"Obsessed" is in the eye of the beholder, of course. Where food is scarce, people spend a lot of time thinking about it - as immortalized in the musical Oliver ("Food glorious food") - but there is little scarcity of food in America.
When nations get to be wealthy enough that most individuals are well fed, interest in food typically declines as people expand their horizons through reading, the arts, entertainment and so forth. They cultivate their minds and pay less attention to their stomachs. All of that has changed in recent years. As a nation, we have become more and more obsessed with food.
Obsession means that food is the central focus of nearly all social events and not just occasions of feasting such as Christmas or Ramadan. These food-centered events are now a daily occurrence, as no office anniversary gets by without a frosted cake.
Obsession means that food occupies a great deal of waking thought, the recipes, the purchasing thereof, the gadgets, the gourmet shows, the fine dining, the Proustian recollection of meals past. It means that a bowl of snacks is rarely out of reach. But why?
Here are some guesses.
1. Although few Americans need to starve, large numbers are on diets, in the hope of losing weight. They are constantly hungry. This is the Oliver phenomenon far from the poorhouse walls.
2. With the increased number of dual earner households, proper meals are no longer prepared on a regular basis so that there may be real nutritional deficiencies that cause people to feel hungry.
3. Insufficient fiber in the diet means that blood sugar levels fluctuate a great deal, for example. When blood sugar is low we feel hungry, hence inclined to snack between meals.
4. Inactivity, is another issue. Experiments on rats have found that when they were kept inactive, they ate more than they needed to. Prolonged physical activity mobilizes fats and reduces hunger.
5. The proliferation of fast food restaurants around the country since the 1920s means that food is no longer consumed mainly at mealtimes but at any hour of the day or night. Rapidly increasing portion sizes are another possible symptom of food obsession -- a bigger fix is needed to produce the same high. The bigger portions also reflect the fact that people have become bigger.
6. Eating alone is another sign of food obsession. In part, this is a sign not just of the disappearance of family meals but the decline of local communities. Food sharing contributes to social cohesion in all societies.
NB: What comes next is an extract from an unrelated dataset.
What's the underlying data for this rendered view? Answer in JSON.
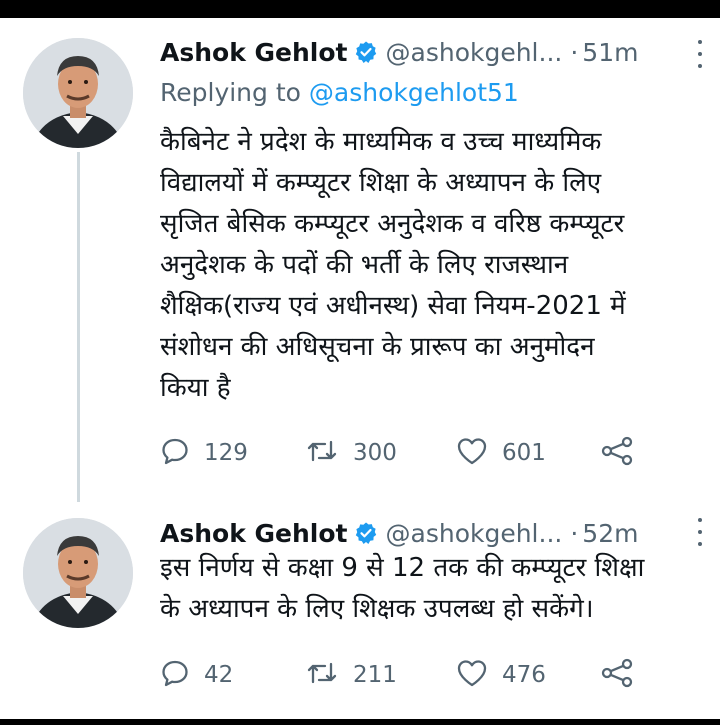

Has food itself become a substitute for meaningful social interactions?
7. The food industry may claim some credit, or blame, due to proliferation of junk foods and food advertisements designed to stimulate constant snacking.
Although some historians feel that Americans have always been obsessed with food, most acknowledge that the obsession has reached a peak in the past decade or so.
Americans are not alone in their food obsession, of course. The excesses of this fast food nation are catching on around the world.